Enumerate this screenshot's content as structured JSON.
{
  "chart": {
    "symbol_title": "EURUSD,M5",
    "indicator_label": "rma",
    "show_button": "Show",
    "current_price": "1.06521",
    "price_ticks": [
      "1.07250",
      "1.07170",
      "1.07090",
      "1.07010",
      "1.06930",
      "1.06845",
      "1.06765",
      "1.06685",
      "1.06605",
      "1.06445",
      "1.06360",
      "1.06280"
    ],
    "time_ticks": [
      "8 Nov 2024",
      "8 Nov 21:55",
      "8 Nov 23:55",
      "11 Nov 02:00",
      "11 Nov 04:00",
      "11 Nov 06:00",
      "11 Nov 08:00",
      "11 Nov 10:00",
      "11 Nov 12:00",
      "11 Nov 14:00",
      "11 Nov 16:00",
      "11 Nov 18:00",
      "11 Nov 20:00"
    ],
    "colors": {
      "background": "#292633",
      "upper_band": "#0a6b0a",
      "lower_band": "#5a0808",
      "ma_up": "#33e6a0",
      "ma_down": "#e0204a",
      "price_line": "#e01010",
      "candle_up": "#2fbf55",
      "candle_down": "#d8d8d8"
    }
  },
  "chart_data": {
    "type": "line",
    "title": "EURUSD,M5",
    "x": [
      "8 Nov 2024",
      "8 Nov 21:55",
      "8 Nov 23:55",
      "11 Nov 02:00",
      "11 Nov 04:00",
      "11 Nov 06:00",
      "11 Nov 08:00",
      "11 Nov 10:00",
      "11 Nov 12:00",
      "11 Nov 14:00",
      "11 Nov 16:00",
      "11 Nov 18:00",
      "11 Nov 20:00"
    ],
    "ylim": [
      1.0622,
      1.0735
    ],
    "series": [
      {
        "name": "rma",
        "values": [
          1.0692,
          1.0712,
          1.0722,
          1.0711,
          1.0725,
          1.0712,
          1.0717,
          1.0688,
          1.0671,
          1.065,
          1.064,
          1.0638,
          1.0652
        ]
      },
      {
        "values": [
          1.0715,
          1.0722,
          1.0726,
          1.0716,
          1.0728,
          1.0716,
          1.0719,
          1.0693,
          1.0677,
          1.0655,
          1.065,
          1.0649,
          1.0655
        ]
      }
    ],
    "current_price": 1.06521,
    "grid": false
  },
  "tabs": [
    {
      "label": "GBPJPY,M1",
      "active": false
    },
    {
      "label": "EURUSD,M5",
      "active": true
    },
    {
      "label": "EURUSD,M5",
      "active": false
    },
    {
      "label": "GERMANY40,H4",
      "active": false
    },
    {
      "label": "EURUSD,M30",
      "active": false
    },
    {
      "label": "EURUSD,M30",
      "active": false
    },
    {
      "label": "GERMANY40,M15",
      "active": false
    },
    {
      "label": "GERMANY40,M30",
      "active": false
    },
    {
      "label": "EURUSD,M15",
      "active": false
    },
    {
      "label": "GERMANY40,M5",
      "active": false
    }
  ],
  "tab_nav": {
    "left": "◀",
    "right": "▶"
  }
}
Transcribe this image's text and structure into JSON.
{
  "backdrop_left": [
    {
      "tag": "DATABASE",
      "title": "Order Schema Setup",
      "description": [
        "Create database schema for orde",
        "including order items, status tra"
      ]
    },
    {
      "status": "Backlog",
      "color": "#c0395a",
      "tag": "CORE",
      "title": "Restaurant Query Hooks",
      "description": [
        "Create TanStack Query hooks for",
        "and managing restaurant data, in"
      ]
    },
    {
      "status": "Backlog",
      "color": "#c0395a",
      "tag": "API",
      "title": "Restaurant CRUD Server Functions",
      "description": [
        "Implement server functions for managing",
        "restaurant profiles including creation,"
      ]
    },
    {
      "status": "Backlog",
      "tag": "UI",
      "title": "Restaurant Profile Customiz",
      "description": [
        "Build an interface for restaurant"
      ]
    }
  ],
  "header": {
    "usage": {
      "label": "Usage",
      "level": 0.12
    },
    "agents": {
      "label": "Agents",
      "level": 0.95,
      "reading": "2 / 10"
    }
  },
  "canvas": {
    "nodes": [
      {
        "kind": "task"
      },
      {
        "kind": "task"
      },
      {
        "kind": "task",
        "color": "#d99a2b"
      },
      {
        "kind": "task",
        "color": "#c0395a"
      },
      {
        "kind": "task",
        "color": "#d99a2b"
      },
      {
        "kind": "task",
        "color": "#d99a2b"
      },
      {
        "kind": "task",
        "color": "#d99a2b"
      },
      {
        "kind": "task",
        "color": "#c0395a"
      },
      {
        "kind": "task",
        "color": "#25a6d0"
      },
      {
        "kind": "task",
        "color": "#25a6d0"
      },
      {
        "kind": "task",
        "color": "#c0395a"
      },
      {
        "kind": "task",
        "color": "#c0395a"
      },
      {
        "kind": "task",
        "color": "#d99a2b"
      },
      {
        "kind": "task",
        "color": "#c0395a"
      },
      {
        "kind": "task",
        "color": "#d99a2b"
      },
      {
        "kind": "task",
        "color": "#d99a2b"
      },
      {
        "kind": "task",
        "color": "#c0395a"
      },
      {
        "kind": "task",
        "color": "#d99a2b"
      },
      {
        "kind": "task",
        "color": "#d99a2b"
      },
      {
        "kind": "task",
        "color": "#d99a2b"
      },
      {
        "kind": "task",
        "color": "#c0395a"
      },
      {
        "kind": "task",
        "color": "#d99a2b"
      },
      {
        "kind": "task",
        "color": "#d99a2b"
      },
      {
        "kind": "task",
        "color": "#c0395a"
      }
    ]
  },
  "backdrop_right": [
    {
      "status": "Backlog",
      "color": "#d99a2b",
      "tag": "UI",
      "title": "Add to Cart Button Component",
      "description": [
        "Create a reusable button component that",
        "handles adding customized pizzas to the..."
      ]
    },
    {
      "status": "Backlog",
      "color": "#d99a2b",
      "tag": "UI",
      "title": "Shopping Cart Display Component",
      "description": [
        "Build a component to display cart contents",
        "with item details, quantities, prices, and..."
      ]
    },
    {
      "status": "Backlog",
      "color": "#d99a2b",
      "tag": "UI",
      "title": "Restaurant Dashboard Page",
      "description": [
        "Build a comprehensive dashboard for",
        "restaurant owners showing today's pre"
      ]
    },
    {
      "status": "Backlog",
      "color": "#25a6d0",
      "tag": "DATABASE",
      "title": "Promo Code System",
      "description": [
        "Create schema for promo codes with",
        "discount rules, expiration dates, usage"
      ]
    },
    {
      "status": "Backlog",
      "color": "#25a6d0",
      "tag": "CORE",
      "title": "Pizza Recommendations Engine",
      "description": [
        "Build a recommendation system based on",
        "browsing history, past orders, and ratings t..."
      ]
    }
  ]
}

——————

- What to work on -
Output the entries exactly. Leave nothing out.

- Task answer -
Enumerate this screenshot's content as structured JSON.
{
  "chart": {
    "symbol_title": "EURUSD,M5",
    "indicator_label": "rma",
    "show_button": "Show",
    "current_price": "1.06521",
    "price_ticks": [
      "1.07250",
      "1.07170",
      "1.07090",
      "1.07010",
      "1.06930",
      "1.06845",
      "1.06765",
      "1.06685",
      "1.06605",
      "1.06445",
      "1.06360",
      "1.06280"
    ],
    "time_ticks": [
      "8 Nov 2024",
      "8 Nov 21:55",
      "8 Nov 23:55",
      "11 Nov 02:00",
      "11 Nov 04:00",
      "11 Nov 06:00",
      "11 Nov 08:00",
      "11 Nov 10:00",
      "11 Nov 12:00",
      "11 Nov 14:00",
      "11 Nov 16:00",
      "11 Nov 18:00",
      "11 Nov 20:00"
    ],
    "colors": {
      "background": "#292633",
      "upper_band": "#0a6b0a",
      "lower_band": "#5a0808",
      "ma_up": "#33e6a0",
      "ma_down": "#e0204a",
      "price_line": "#e01010",
      "candle_up": "#2fbf55",
      "candle_down": "#d8d8d8"
    }
  },
  "chart_data": {
    "type": "line",
    "title": "EURUSD,M5",
    "x": [
      "8 Nov 2024",
      "8 Nov 21:55",
      "8 Nov 23:55",
      "11 Nov 02:00",
      "11 Nov 04:00",
      "11 Nov 06:00",
      "11 Nov 08:00",
      "11 Nov 10:00",
      "11 Nov 12:00",
      "11 Nov 14:00",
      "11 Nov 16:00",
      "11 Nov 18:00",
      "11 Nov 20:00"
    ],
    "ylim": [
      1.0622,
      1.0735
    ],
    "series": [
      {
        "name": "rma",
        "values": [
          1.0692,
          1.0712,
          1.0722,
          1.0711,
          1.0725,
          1.0712,
          1.0717,
          1.0688,
          1.0671,
          1.065,
          1.064,
          1.0638,
          1.0652
        ]
      },
      {
        "values": [
          1.0715,
          1.0722,
          1.0726,
          1.0716,
          1.0728,
          1.0716,
          1.0719,
          1.0693,
          1.0677,
          1.0655,
          1.065,
          1.0649,
          1.0655
        ]
      }
    ],
    "current_price": 1.06521,
    "grid": false
  },
  "tabs": [
    {
      "label": "GBPJPY,M1",
      "active": false
    },
    {
      "label": "EURUSD,M5",
      "active": true
    },
    {
      "label": "EURUSD,M5",
      "active": false
    },
    {
      "label": "GERMANY40,H4",
      "active": false
    },
    {
      "label": "EURUSD,M30",
      "active": false
    },
    {
      "label": "EURUSD,M30",
      "active": false
    },
    {
      "label": "GERMANY40,M15",
      "active": false
    },
    {
      "label": "GERMANY40,M30",
      "active": false
    },
    {
      "label": "EURUSD,M15",
      "active": false
    },
    {
      "label": "GERMANY40,M5",
      "active": false
    }
  ],
  "tab_nav": {
    "left": "◀",
    "right": "▶"
  }
}
Transcribe this image's text and structure into JSON.
{
  "backdrop_left": [
    {
      "tag": "DATABASE",
      "title": "Order Schema Setup",
      "description": [
        "Create database schema for orde",
        "including order items, status tra"
      ]
    },
    {
      "status": "Backlog",
      "color": "#c0395a",
      "tag": "CORE",
      "title": "Restaurant Query Hooks",
      "description": [
        "Create TanStack Query hooks for",
        "and managing restaurant data, in"
      ]
    },
    {
      "status": "Backlog",
      "color": "#c0395a",
      "tag": "API",
      "title": "Restaurant CRUD Server Functions",
      "description": [
        "Implement server functions for managing",
        "restaurant profiles including creation,"
      ]
    },
    {
      "status": "Backlog",
      "tag": "UI",
      "title": "Restaurant Profile Customiz",
      "description": [
        "Build an interface for restaurant"
      ]
    }
  ],
  "header": {
    "usage": {
      "label": "Usage",
      "level": 0.12
    },
    "agents": {
      "label": "Agents",
      "level": 0.95,
      "reading": "2 / 10"
    }
  },
  "canvas": {
    "nodes": [
      {
        "kind": "task"
      },
      {
        "kind": "task"
      },
      {
        "kind": "task",
        "color": "#d99a2b"
      },
      {
        "kind": "task",
        "color": "#c0395a"
      },
      {
        "kind": "task",
        "color": "#d99a2b"
      },
      {
        "kind": "task",
        "color": "#d99a2b"
      },
      {
        "kind": "task",
        "color": "#d99a2b"
      },
      {
        "kind": "task",
        "color": "#c0395a"
      },
      {
        "kind": "task",
        "color": "#25a6d0"
      },
      {
        "kind": "task",
        "color": "#25a6d0"
      },
      {
        "kind": "task",
        "color": "#c0395a"
      },
      {
        "kind": "task",
        "color": "#c0395a"
      },
      {
        "kind": "task",
        "color": "#d99a2b"
      },
      {
        "kind": "task",
        "color": "#c0395a"
      },
      {
        "kind": "task",
        "color": "#d99a2b"
      },
      {
        "kind": "task",
        "color": "#d99a2b"
      },
      {
        "kind": "task",
        "color": "#c0395a"
      },
      {
        "kind": "task",
        "color": "#d99a2b"
      },
      {
        "kind": "task",
        "color": "#d99a2b"
      },
      {
        "kind": "task",
        "color": "#d99a2b"
      },
      {
        "kind": "task",
        "color": "#c0395a"
      },
      {
        "kind": "task",
        "color": "#d99a2b"
      },
      {
        "kind": "task",
        "color": "#d99a2b"
      },
      {
        "kind": "task",
        "color": "#c0395a"
      }
    ]
  },
  "backdrop_right": [
    {
      "status": "Backlog",
      "color": "#d99a2b",
      "tag": "UI",
      "title": "Add to Cart Button Component",
      "description": [
        "Create a reusable button component that",
        "handles adding customized pizzas to the..."
      ]
    },
    {
      "status": "Backlog",
      "color": "#d99a2b",
      "tag": "UI",
      "title": "Shopping Cart Display Component",
      "description": [
        "Build a component to display cart contents",
        "with item details, quantities, prices, and..."
      ]
    },
    {
      "status": "Backlog",
      "color": "#d99a2b",
      "tag": "UI",
      "title": "Restaurant Dashboard Page",
      "description": [
        "Build a comprehensive dashboard for",
        "restaurant owners showing today's pre"
      ]
    },
    {
      "status": "Backlog",
      "color": "#25a6d0",
      "tag": "DATABASE",
      "title": "Promo Code System",
      "description": [
        "Create schema for promo codes with",
        "discount rules, expiration dates, usage"
      ]
    },
    {
      "status": "Backlog",
      "color": "#25a6d0",
      "tag": "CORE",
      "title": "Pizza Recommendations Engine",
      "description": [
        "Build a recommendation system based on",
        "browsing history, past orders, and ratings t..."
      ]
    }
  ]
}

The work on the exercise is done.